▶ [Your goal]: Every entry must be duplicated word for word.

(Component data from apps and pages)
- Opening Delimiter -
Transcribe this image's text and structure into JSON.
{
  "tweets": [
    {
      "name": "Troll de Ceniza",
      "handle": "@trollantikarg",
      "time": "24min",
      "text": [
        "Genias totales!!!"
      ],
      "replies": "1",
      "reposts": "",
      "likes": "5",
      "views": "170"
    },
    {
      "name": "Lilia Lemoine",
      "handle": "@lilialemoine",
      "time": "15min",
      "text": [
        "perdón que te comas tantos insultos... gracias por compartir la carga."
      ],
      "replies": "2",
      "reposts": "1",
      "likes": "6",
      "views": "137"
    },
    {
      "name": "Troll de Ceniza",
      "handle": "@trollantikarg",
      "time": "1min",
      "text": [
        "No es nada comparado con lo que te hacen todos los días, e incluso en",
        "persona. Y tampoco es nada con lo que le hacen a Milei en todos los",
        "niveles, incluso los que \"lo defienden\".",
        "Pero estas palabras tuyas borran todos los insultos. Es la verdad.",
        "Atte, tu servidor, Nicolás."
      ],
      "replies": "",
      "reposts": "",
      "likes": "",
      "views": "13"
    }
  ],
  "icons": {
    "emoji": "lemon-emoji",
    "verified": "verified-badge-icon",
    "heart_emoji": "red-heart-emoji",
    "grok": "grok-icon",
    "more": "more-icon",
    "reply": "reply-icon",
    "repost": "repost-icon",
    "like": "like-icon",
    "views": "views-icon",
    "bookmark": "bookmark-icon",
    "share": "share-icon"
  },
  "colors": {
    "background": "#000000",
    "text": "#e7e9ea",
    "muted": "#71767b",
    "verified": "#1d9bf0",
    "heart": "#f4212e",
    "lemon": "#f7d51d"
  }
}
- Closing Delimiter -
▶ [Your response]:
Transcribe this image's text and structure into JSON.
{
  "tweets": [
    {
      "name": "Troll de Ceniza",
      "handle": "@trollantikarg",
      "time": "24min",
      "text": [
        "Genias totales!!!"
      ],
      "replies": "1",
      "reposts": "",
      "likes": "5",
      "views": "170"
    },
    {
      "name": "Lilia Lemoine",
      "handle": "@lilialemoine",
      "time": "15min",
      "text": [
        "perdón que te comas tantos insultos... gracias por compartir la carga."
      ],
      "replies": "2",
      "reposts": "1",
      "likes": "6",
      "views": "137"
    },
    {
      "name": "Troll de Ceniza",
      "handle": "@trollantikarg",
      "time": "1min",
      "text": [
        "No es nada comparado con lo que te hacen todos los días, e incluso en",
        "persona. Y tampoco es nada con lo que le hacen a Milei en todos los",
        "niveles, incluso los que \"lo defienden\".",
        "Pero estas palabras tuyas borran todos los insultos. Es la verdad.",
        "Atte, tu servidor, Nicolás."
      ],
      "replies": "",
      "reposts": "",
      "likes": "",
      "views": "13"
    }
  ],
  "icons": {
    "emoji": "lemon-emoji",
    "verified": "verified-badge-icon",
    "heart_emoji": "red-heart-emoji",
    "grok": "grok-icon",
    "more": "more-icon",
    "reply": "reply-icon",
    "repost": "repost-icon",
    "like": "like-icon",
    "views": "views-icon",
    "bookmark": "bookmark-icon",
    "share": "share-icon"
  },
  "colors": {
    "background": "#000000",
    "text": "#e7e9ea",
    "muted": "#71767b",
    "verified": "#1d9bf0",
    "heart": "#f4212e",
    "lemon": "#f7d51d"
  }
}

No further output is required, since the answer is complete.